Image of Baby Driver

Edgar Wright / 2017 / UK USA / 113 mins

In cinemas nationwide now.

It appears that Edgar Wright has crafted the first ever car-chase musical.  The characters may not burst into song with each shift of gear, but rarely has there been such a symbiotic coalescence between music and visuals in an action film.

Ansel Elgort’s Baby is a stunningly talented getaway driver for Kevin Spacey’s blandly menacing, yet paternal crime boss Doc.  Due to tinnitus sustained in the car accident that killed his parents, Baby blasts music constantly to drown out the “hum in the drum”.  Nearing the end of a long-standing debt to Doc, Baby plans to drive off into the sunset with new girlfriend Deborah (Lily James), but Doc isn’t willing to let such an asset escape his clutches willingly.

Baby Driver sets off at full throttle and never lets up.  Strap in and witness the sheer popcorn delirium of the opening scene with each screech of tire and rev of engine synched perfectly to Bellbottoms by Jon Spencer Blues Explosion.  An amazing statement of intent and quite possibly the scene of the year so far.

Wright’s thrillingly hi-octane spin on the action movie may sacrifice some of the heart of his earlier work, and arguably doesn’t ever quite regain the heights of its incredible introduction, but this is a superlative shot in the arm to a stale and moribund genre.  It’s hugely stylish pulp brilliance.  Wright has also roped in some stellar talent to augment his high-speed high concept.

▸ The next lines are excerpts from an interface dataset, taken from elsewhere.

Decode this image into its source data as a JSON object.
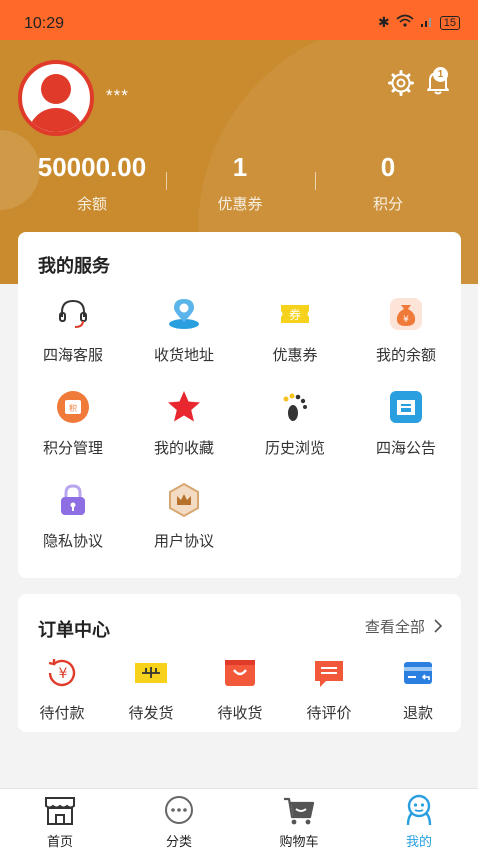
{
  "status_bar": {
    "time": "10:29",
    "battery": "15"
  },
  "profile": {
    "username": "***",
    "notification_count": "1"
  },
  "stats": [
    {
      "value": "50000.00",
      "label": "余额"
    },
    {
      "value": "1",
      "label": "优惠券"
    },
    {
      "value": "0",
      "label": "积分"
    }
  ],
  "services": {
    "title": "我的服务",
    "items": [
      {
        "label": "四海客服",
        "icon": "headset-icon"
      },
      {
        "label": "收货地址",
        "icon": "location-icon"
      },
      {
        "label": "优惠券",
        "icon": "coupon-icon"
      },
      {
        "label": "我的余额",
        "icon": "money-bag-icon"
      },
      {
        "label": "积分管理",
        "icon": "points-icon"
      },
      {
        "label": "我的收藏",
        "icon": "star-icon"
      },
      {
        "label": "历史浏览",
        "icon": "footprint-icon"
      },
      {
        "label": "四海公告",
        "icon": "notice-icon"
      },
      {
        "label": "隐私协议",
        "icon": "lock-icon"
      },
      {
        "label": "用户协议",
        "icon": "crown-icon"
      }
    ]
  },
  "orders": {
    "title": "订单中心",
    "view_all": "查看全部",
    "items": [
      {
        "label": "待付款",
        "icon": "yuan-icon"
      },
      {
        "label": "待发货",
        "icon": "box-icon"
      },
      {
        "label": "待收货",
        "icon": "bag-icon"
      },
      {
        "label": "待评价",
        "icon": "comment-icon"
      },
      {
        "label": "退款",
        "icon": "card-icon"
      }
    ]
  },
  "tabbar": [
    {
      "label": "首页",
      "icon": "shop-icon"
    },
    {
      "label": "分类",
      "icon": "dots-icon"
    },
    {
      "label": "购物车",
      "icon": "cart-icon"
    },
    {
      "label": "我的",
      "icon": "user-icon",
      "active": true
    }
  ],
  "colors": {
    "header": "#c98b2e",
    "status_bar": "#ff6a2b",
    "accent": "#2a9fe0",
    "red": "#e03b2a"
  }
}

Elgort brings a lithe swagger and quiet romanticism as Baby.  A role which could have dwindled into blank-slate posturing; a cheap rendition of Ryan Gosling’s charismatic stoicism in Nicolas Winding Refn’s Drive.  Instead, his obsessive nature is channelled appealingly into a charming everyman with a dash of James Dean brooding and pinch of early-Travolta arrogance.  He’s no criminal, he’s merely mastered driving to gain some symbolic control over the machine that killed his beloved mother.  Similarly, his idiosyncratic habit of surreptitiously recording his more hardened hoodlum cohorts so he can remix their voices into homemade hip-hop is his only way of exerting his influence on his situation.  This is simply a young man anxious to make his mark.

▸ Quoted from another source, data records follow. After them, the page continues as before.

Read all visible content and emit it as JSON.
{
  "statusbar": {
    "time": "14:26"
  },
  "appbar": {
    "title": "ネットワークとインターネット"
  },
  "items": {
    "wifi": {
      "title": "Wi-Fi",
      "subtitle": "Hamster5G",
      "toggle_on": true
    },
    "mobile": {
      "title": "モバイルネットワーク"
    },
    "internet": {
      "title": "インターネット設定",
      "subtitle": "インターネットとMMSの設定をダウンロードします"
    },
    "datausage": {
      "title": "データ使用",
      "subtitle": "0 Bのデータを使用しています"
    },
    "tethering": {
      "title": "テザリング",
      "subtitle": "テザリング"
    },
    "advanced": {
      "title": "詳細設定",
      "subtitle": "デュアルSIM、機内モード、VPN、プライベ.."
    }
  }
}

Lily James fares less well in a role that hints at similar trauma to Baby, yet quickly gets subsumed into standard background dressing as all hell breaks loose in the final act.  Jamie Foxx is good value as the dangerously insane Bats, but it’s Jon Hamm who excels as Buddy, the former banker.  Initially another iffy parental surrogate for Baby, Hamm leaves his Don Draper suaveness ever further behind with incremental derangement.

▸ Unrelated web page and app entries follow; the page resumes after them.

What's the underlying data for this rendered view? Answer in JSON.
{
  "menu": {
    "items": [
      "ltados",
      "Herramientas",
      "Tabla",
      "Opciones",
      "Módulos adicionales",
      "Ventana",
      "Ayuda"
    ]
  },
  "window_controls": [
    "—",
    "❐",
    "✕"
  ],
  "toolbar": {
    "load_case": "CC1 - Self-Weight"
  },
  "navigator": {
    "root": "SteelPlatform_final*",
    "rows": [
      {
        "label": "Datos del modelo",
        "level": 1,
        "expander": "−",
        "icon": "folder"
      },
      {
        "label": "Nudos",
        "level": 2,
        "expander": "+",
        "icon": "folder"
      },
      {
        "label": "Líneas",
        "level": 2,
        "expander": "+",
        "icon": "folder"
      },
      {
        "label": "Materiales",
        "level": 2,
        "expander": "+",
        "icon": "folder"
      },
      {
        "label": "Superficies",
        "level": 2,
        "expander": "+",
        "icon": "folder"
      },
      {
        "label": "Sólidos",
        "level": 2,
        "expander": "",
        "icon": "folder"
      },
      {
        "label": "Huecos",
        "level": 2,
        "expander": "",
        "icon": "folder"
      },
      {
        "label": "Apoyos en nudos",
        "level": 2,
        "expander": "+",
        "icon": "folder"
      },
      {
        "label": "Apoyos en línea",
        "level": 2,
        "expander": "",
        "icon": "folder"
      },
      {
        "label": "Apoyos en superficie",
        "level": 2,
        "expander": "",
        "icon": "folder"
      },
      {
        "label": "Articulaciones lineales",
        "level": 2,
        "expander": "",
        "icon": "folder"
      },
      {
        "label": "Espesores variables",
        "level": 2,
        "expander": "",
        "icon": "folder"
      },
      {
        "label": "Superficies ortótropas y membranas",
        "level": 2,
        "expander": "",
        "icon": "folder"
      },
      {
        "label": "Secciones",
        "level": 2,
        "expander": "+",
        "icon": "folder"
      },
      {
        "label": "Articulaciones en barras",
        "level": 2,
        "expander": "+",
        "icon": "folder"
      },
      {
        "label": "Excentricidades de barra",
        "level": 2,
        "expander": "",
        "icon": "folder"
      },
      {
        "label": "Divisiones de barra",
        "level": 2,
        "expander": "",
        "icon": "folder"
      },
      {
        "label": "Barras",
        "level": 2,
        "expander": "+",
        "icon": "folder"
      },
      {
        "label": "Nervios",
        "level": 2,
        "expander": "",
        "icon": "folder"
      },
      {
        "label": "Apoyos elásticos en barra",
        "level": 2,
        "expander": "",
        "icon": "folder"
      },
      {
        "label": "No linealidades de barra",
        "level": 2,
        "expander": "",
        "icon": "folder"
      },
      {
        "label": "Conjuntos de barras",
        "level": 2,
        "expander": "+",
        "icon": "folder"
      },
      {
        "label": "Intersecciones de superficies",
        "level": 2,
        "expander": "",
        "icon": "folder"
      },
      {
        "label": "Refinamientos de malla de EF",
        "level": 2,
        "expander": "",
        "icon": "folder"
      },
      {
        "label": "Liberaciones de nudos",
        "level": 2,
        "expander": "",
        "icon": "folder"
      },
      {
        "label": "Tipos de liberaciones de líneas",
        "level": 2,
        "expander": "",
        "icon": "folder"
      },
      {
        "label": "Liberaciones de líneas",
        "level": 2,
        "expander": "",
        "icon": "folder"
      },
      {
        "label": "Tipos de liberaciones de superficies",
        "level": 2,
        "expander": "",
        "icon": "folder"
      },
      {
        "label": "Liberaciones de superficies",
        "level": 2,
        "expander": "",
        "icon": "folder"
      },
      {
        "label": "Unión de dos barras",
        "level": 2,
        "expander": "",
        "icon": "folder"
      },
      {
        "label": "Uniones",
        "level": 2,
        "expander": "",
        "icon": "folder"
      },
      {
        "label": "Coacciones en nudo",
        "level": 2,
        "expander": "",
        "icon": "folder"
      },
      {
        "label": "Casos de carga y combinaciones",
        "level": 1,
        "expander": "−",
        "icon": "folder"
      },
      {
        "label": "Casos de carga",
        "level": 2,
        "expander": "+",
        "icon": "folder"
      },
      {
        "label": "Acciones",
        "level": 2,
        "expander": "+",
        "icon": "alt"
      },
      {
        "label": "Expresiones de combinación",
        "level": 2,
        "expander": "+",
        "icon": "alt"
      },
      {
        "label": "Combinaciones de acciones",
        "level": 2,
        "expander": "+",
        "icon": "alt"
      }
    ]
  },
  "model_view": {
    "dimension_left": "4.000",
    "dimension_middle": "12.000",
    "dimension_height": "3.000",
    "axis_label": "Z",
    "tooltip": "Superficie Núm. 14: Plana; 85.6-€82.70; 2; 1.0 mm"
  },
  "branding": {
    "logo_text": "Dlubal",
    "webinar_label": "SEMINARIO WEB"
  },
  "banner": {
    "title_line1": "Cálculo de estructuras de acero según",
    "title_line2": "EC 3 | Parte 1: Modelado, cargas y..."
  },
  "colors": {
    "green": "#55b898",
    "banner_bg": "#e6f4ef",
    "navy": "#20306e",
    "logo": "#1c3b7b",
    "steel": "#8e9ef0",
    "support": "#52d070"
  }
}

Baby Driver is Edgar Wright striving, like his protagonist, to establish an exquisite control of the quintessential American love for straight roads and a fast car.  It’s slick, thrilling and, with that huge romantic streak, the prelude to perhaps the best road movie that will never be made.